Which yoga for back pain?

Unfortunately, there is no general answer here. The best thing to do is take your medical findings or symptoms to a trained yoga teacher and have them recommend specific exercises. At this point, however, a few general tips:

  • If you're sedentary and tense, practice styles like Vinyasa Flow, Fascia Yoga, and Yin Yoga. The movement releases tension and you will feel more free.
  • If you are prone to bad posture and muscular imbalances (e.g. due to scoliosis or one-sided activities), try Hatha, Iyengar and Anusara Yoga. There you train your body awareness and learn to align your body precisely.
  • If you have or have had an injury, such as a herniated disc, be extra careful with intense forward and back bends and avoid exercises that put a lot of pressure on the spine, such as headstands and shoulderstands.

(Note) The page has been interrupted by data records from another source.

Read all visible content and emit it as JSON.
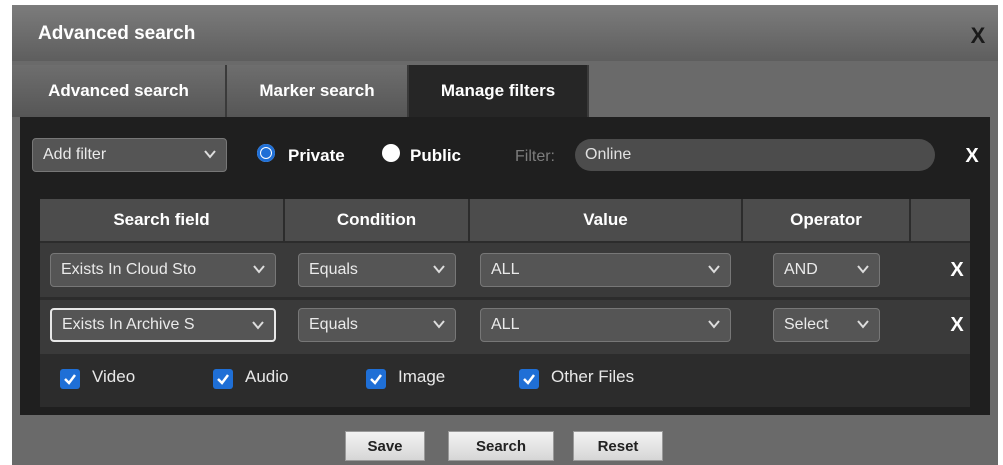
{
  "dialog": {
    "title": "Advanced search",
    "close_label": "X"
  },
  "tabs": [
    {
      "label": "Advanced search",
      "active": false
    },
    {
      "label": "Marker search",
      "active": false
    },
    {
      "label": "Manage filters",
      "active": true
    }
  ],
  "filter_bar": {
    "add_filter_value": "Add filter",
    "visibility_options": [
      {
        "label": "Private",
        "checked": true
      },
      {
        "label": "Public",
        "checked": false
      }
    ],
    "filter_label": "Filter:",
    "filter_value": "Online",
    "clear_label": "X"
  },
  "table": {
    "headers": [
      "Search field",
      "Condition",
      "Value",
      "Operator",
      ""
    ],
    "rows": [
      {
        "search_field": "Exists In Cloud Sto",
        "condition": "Equals",
        "value": "ALL",
        "operator": "AND",
        "delete_label": "X"
      },
      {
        "search_field": "Exists In Archive S",
        "condition": "Equals",
        "value": "ALL",
        "operator": "Select",
        "delete_label": "X"
      }
    ]
  },
  "file_types": [
    {
      "label": "Video",
      "checked": true
    },
    {
      "label": "Audio",
      "checked": true
    },
    {
      "label": "Image",
      "checked": true
    },
    {
      "label": "Other Files",
      "checked": true
    }
  ],
  "buttons": {
    "save": "Save",
    "search": "Search",
    "reset": "Reset"
  },
  "colors": {
    "accent": "#1f6fd6",
    "panel": "#1f1f1f",
    "frame": "#6a6a6a"
  }
}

Can yoga relieve back pain?

If you do the exercises regularly, consciously and mindfully and listen to your body, you will most likely feel a relief from your pain very quickly.

Does yoga help with chronic back pain?

Here, too, the cause is important and it may take longer before you feel an improvement in your symptoms. Nevertheless, yoga is also effective for chronic back pain and can help you regain more mobility and freedom from pain in the long term.

What exercises help with pain?

Be gentle with yourself and practice a mix of mobilizing, strengthening, and stretching poses. Always only go as far as is good for you. The pain should by no means increase as a result of the exercises, on the contrary.

The following exercises can be helpful for tension in the upper back:

  • deep three-dimensional breathing (chest, sides, back)
  • Eagle arms

    Eagle arms

  • Neck Stretch
  • Shoulder circles
  • Grasshopper
  • Seated/Standing Side Stretch

    Side plank variation

The following exercises can be helpful for tension in the lower back:

  • Sufi circles

    Sufi Circles

  • Swivel Seat

    Swivel Seat

  • Cat-Cow


  • Child posture

    Child Pose

  • low lunge with side stretch
  • Core exercises

Yoga specifically helps against back pain and not just on a physical level. Back pain often has to do with tense muscles caused by one-sided strain or stress in everyday life. Yoga poses help reduce pain through balancing movement, deep breathing, and mental relaxation.